American Aquarium, T. Hardy Morris
The Lincoln Theatre, Raleigh
Friday, Feb. 5, 2016
Were it not for the T-shirts handed out to Krispy Kreme Challenge participants, "American Aquarium" would have been the most popular phrase sported on apparel in Raleigh during the first weekend of February. Legions of the alt-country outfit’s loyal followers descended upon downtown for the band's two-night stand at the Lincoln Theatre.
Never was that more evident, of course, than when the Raleigh group greeted a sold-out crowd of eight hundred fans on Saturday night. Each crowd member sang virtually every line of every song back to frontman B.J. Barham. It was only when the career-spanning set reached back to “Dandelions” and “Anne Marie”—from American Aquarium’s ten-year-old debut Antique Hearts—or when opener Jonathan Tyler joined the band onstage to cover Willis Alan Ramsey's “Northeast Texas Women” that the throng of voices didn't threaten to drown out Barham.
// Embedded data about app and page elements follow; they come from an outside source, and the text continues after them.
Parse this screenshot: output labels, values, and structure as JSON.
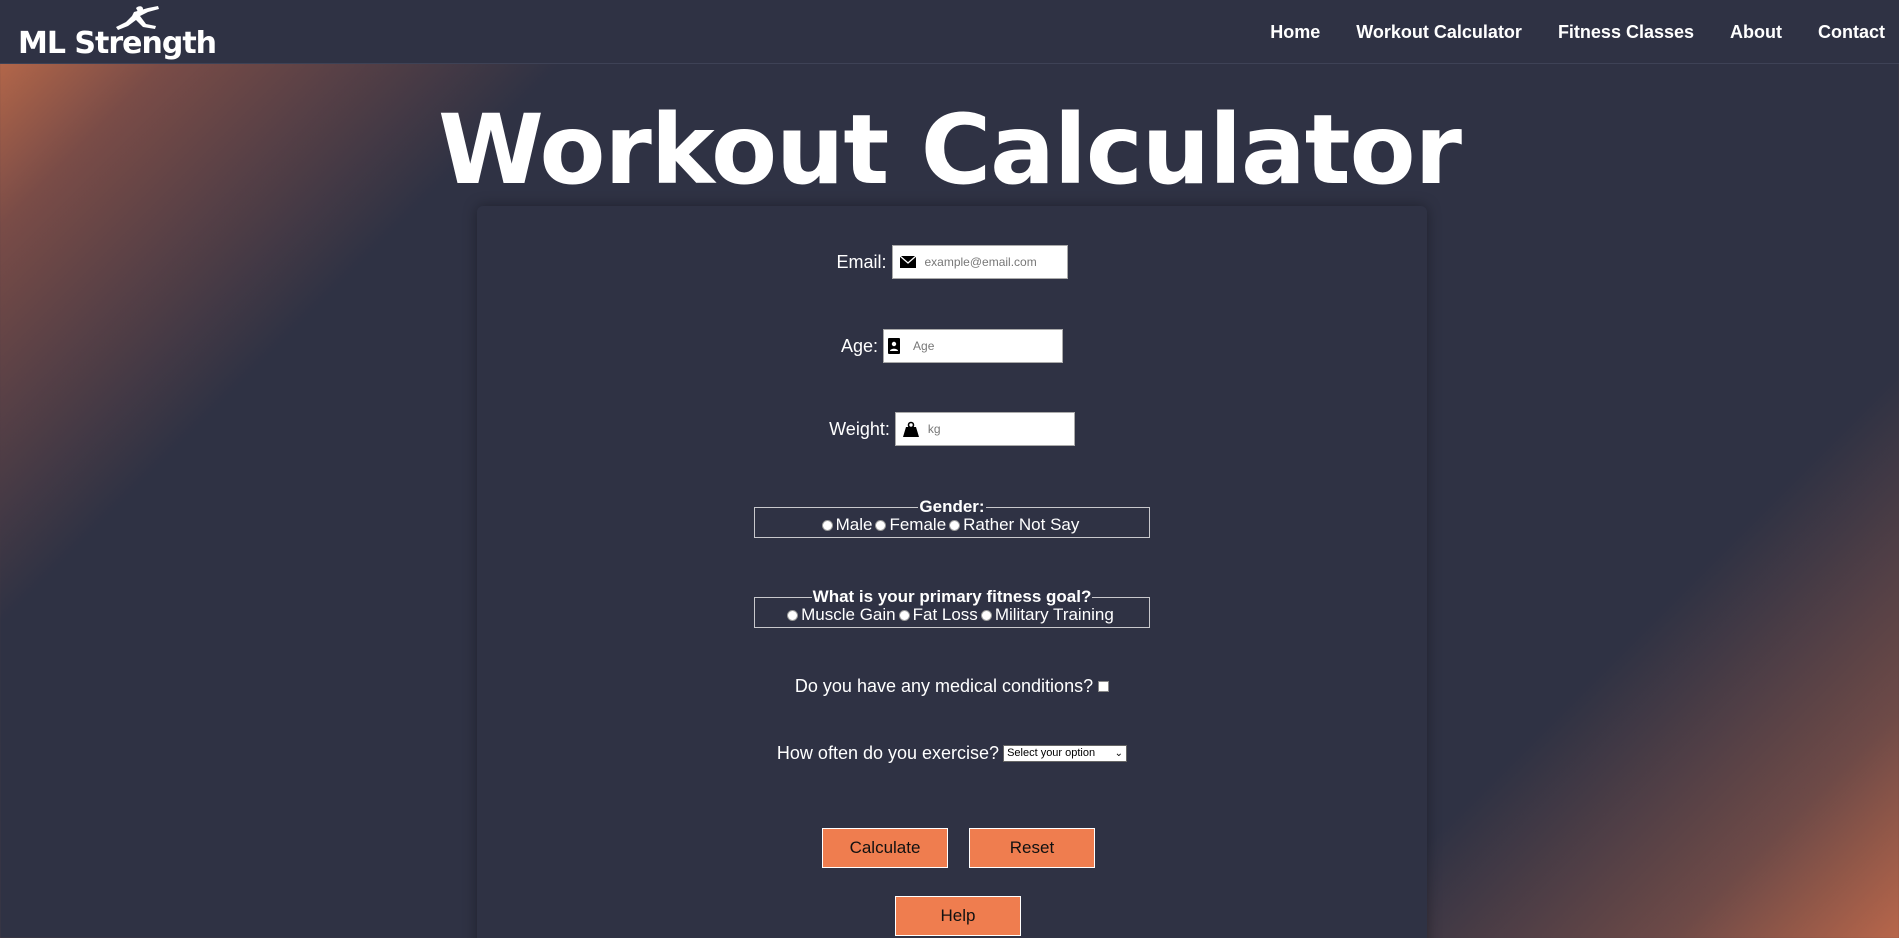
{
  "brand": {
    "logo_text": "ML Strength"
  },
  "nav": {
    "items": [
      "Home",
      "Workout Calculator",
      "Fitness Classes",
      "About",
      "Contact"
    ]
  },
  "page": {
    "title": "Workout Calculator"
  },
  "form": {
    "email": {
      "label": "Email:",
      "placeholder": "example@email.com",
      "icon": "envelope-icon"
    },
    "age": {
      "label": "Age:",
      "placeholder": "Age",
      "icon": "id-card-icon"
    },
    "weight": {
      "label": "Weight:",
      "placeholder": "kg",
      "icon": "weight-icon"
    },
    "gender": {
      "legend": "Gender:",
      "options": [
        "Male",
        "Female",
        "Rather Not Say"
      ]
    },
    "goal": {
      "legend": "What is your primary fitness goal?",
      "options": [
        "Muscle Gain",
        "Fat Loss",
        "Military Training"
      ]
    },
    "medical": {
      "label": "Do you have any medical conditions?"
    },
    "frequency": {
      "label": "How often do you exercise?",
      "selected": "Select your option"
    },
    "buttons": {
      "calculate": "Calculate",
      "reset": "Reset",
      "help": "Help"
    }
  },
  "colors": {
    "background": "#2f3244",
    "accent": "#ef7d4f",
    "gradient_corner": "#c8704a"
  }
}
According to American Aquarium, people representing thirty-four states and four countries were in attendance, figures confirmed by the roar of a response when Barham asked how many people in the audience had made the trip to Raleigh for the weekend. Still, the assembled felt more like a collection of the road warriors’ extended family, particularly when Barham paused just after midnight on Sunday, turning attention to the balcony as he led his crew in serenading his dad upon his sixty-first birthday.
While the shows were the obvious highlight, the most impressive aspect of American Aquarium’s “Roadtrip to Raleigh” was that, for the second year, the band curated an experience for its fans, serving as ambassadors to the Oak City as much as any of those that patrol downtown in red shirts. An image titled “American Aquarium’s Guide to Raleigh” began circulating on social media Friday morning, serving as a map to the sextet’s favorite places to eat, drink, and hang, like Buku, lucettegrace, The Remedy Diner, and most of the Ashley Christensen empire.
Throughout the weekend, dozens of tweets and Instagram photos included the tag #roadtriptoraleigh, while Barham and company’s Facebook timelines were flooded with check-ins and posts. Happy + Hale offered the American Aquarium Heartbeet Smoothie, while Busy Bee served up the American Aquarium Old North Stout (in conjunction with sister company Trophy Brewing0 and the Carolina Burger as weekend exclusives. Seatings the nightly pre-show dinners with the band at Christensen’s Joule sold out in minutes.
Prominently namechecked in the chorus of “St. Mary’s,” Slim’s was an obvious beneficiary of the Roadtrip to Raleigh bump. “It was a big increase in our numbers over the weekend; a couple of thousand in sales at least,” says owner Van Alston. “We sell more T-shirts during Roadtrip weekend than even at Hopscotch.”
Sure enough, Slim’s shirts were a hot seller during a secret midday acoustic performance by Barham on Saturday, in which he debuted his forthcoming solo record Rockingham in its entirety. The concept album centers on growing up in a tobacco town in rural North Carolina and finds Barham singing “bummers” about farming and a hardscrabble way of living.
“The bar and the band have always been very tightly identified and intertwined,” Alston adds. “Everywhere I go in the US, I get stopped by American Aquarium fans if I’m wearing a Slim’s shirt.”
That feverish following was again apparent after exiting Slim’s and entering daylight, where folks in American Aquarium shirts waited next door to dine at Chuck’s or Beasley’s or, further south on Wilmington, Cooper’s Barbecue.
Sure, for locals, Roadtrip to Raleigh may have seemed like just another chance to catch one of the best rock bands in the Triangle. But for American Aquarium, the weekend was a loving showcase of the place it calls home.
Check Dan Schram’s videos below from Friday night, including American Aquarium originals “Down Under” and “Lover Too Late,” along with a take on John Prine’s “Spanish Pipedream” and cuts from openers Timmy The Teeth and T. Hardy Morris.